Some interventions are small: we go to great lengths in our own homes and yards to improvise shade for hot patios or lovingly protect a yield of citrus fruit from pests. These are minor adaptations: things we do to make a hot desert climate a little more livable. Others are monumental in scale. Highways and waterways are collaborative undertakings that take decades to plan, build, and maintain.
Whenever and wherever we work against the landscape’s tendencies, we inadvertently flag our own vulnerabilities: any intervention made in the landscape becomes a physical marker of a danger that we are trying to outsmart. Our interventions need to be tended, and the cost of their constant maintenance runs high. We pour an enormous amount of time, money, and energy into painstakingly keeping up a lush veneer of easy livability. It’s easy to forget that what we want—a city of millions, an urban oasis—is at odds with what the land can realistically and safely support, and that our interventions can, and do, fail. The paved riverbed can still run dry, while the cliffsides and canyon walls— on which many of the city’s most desirable homes are perched—need to be propped up, covered, and braced, and yet still crumble.
While we try to anticipate and negotiate the primal unpredictability of the land upon which we’ve chosen to erect this city, some forces manage to evade our overtures to comfort and safety. Sidewalk ruptures, concrete buckles, and land still slides. Our efforts may not keep an earthquake or a fire from causing devastation. Still, seedlings will eventually emerge from cracked and singed ground.
Paloma Dooley was born in New York and earned a B.A. in Photography from Bard College. In 2016 she completed a monthlong residency at the Vermont Studio Center in Johnson, VT. In 2018, she was commissioned to create a body of work for Augenblick Mal, a Swiss publication featuring new photography around the theme of perception and vision.

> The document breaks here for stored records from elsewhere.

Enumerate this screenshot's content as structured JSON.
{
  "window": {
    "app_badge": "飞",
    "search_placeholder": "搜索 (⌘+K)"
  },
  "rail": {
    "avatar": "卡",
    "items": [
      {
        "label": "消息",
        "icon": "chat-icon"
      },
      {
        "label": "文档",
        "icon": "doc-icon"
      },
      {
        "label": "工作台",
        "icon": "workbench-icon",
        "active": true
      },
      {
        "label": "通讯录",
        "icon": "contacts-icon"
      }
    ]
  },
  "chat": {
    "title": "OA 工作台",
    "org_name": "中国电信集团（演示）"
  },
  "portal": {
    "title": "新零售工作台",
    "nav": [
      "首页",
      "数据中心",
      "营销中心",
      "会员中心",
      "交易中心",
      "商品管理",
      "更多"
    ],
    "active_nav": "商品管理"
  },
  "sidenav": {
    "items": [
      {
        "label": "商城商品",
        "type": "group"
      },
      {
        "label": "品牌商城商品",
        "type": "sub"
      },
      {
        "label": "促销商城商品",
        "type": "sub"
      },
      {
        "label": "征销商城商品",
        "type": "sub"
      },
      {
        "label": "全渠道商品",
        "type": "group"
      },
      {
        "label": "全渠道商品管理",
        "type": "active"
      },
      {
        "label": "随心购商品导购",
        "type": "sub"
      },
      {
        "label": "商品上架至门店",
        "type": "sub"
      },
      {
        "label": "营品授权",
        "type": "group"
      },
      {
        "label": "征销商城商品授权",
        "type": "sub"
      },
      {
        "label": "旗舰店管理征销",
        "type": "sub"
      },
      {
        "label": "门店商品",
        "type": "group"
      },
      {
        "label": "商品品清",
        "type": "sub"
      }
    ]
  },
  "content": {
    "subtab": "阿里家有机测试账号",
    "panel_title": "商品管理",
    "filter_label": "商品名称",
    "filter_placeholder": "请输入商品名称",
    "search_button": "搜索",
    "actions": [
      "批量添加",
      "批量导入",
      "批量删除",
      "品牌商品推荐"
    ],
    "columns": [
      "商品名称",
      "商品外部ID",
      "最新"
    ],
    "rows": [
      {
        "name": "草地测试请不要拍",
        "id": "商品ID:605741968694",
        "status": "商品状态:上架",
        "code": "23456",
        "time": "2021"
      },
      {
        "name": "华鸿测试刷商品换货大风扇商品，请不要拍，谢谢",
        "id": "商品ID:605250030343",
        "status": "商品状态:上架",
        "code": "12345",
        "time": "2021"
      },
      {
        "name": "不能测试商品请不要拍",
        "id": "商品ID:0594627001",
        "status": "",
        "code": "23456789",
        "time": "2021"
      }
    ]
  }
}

She lives in Los Angeles and shoots predominantly in the landscape with a large-format view camera.
This essay was originally published in Carla issue 21.